##### Task material #####

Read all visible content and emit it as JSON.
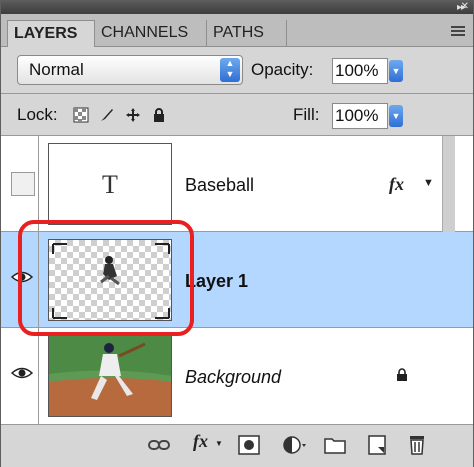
{
  "tabs": [
    {
      "label": "LAYERS",
      "active": true
    },
    {
      "label": "CHANNELS",
      "active": false
    },
    {
      "label": "PATHS",
      "active": false
    }
  ],
  "blend_mode": "Normal",
  "opacity": {
    "label": "Opacity:",
    "value": "100%"
  },
  "lock": {
    "label": "Lock:",
    "icons": [
      "lock-transparent-icon",
      "lock-image-icon",
      "lock-position-icon",
      "lock-all-icon"
    ]
  },
  "fill": {
    "label": "Fill:",
    "value": "100%"
  },
  "layers": [
    {
      "name": "Baseball",
      "type": "text",
      "thumb_glyph": "T",
      "visible": false,
      "has_fx": true,
      "fx_label": "fx",
      "selected": false,
      "italic": false
    },
    {
      "name": "Layer 1",
      "type": "pixel",
      "visible": true,
      "selected": true,
      "italic": false
    },
    {
      "name": "Background",
      "type": "image",
      "visible": true,
      "locked": true,
      "selected": false,
      "italic": true
    }
  ],
  "colors": {
    "selection": "#b3d7ff",
    "highlight": "#e8201f",
    "panel": "#d6d6d6",
    "accent": "#2f6fd6"
  },
  "bottom_icons": [
    "link-icon",
    "fx-icon",
    "mask-icon",
    "adjustment-icon",
    "group-folder-icon",
    "new-layer-icon",
    "trash-icon"
  ],
  "bottom_fx_label": "fx"
}
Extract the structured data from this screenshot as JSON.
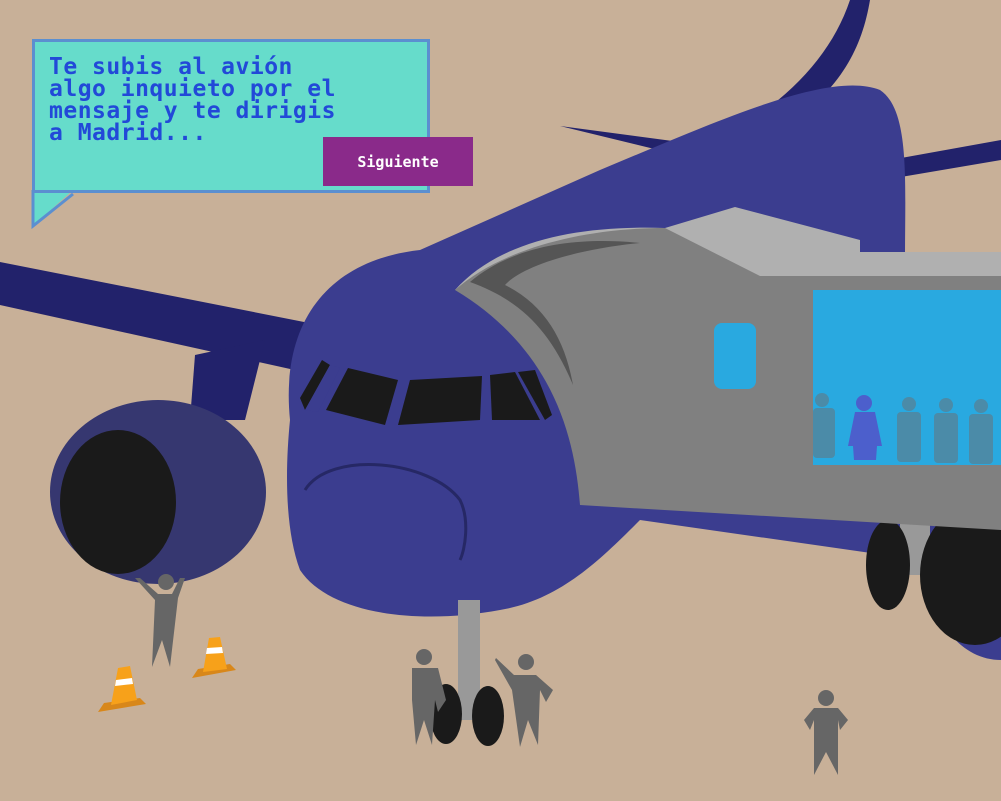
{
  "scene": {
    "name": "boarding-plane-to-madrid",
    "colors": {
      "ground": "#c8b098",
      "fuselage": "#3b3d8f",
      "wing_dark": "#22226b",
      "jetway": "#808080",
      "jetway_light": "#b0b0b0",
      "window_blue": "#29a9e0",
      "silhouette": "#666666",
      "cone_orange": "#f7a11a"
    }
  },
  "dialog": {
    "text": "Te subis al avión\nalgo inquieto por el\nmensaje y te dirigis\na Madrid...",
    "next_label": "Siguiente",
    "bg_color": "#66dccb",
    "border_color": "#5b8fd0",
    "text_color": "#2249d8",
    "button_color": "#8a2a8a"
  }
}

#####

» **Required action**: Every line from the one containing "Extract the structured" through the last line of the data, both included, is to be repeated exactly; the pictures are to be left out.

» **Response area**:
Extract the structured data from this screenshot as JSON.
{
  "scene": {
    "name": "boarding-plane-to-madrid",
    "colors": {
      "ground": "#c8b098",
      "fuselage": "#3b3d8f",
      "wing_dark": "#22226b",
      "jetway": "#808080",
      "jetway_light": "#b0b0b0",
      "window_blue": "#29a9e0",
      "silhouette": "#666666",
      "cone_orange": "#f7a11a"
    }
  },
  "dialog": {
    "text": "Te subis al avión\nalgo inquieto por el\nmensaje y te dirigis\na Madrid...",
    "next_label": "Siguiente",
    "bg_color": "#66dccb",
    "border_color": "#5b8fd0",
    "text_color": "#2249d8",
    "button_color": "#8a2a8a"
  }
}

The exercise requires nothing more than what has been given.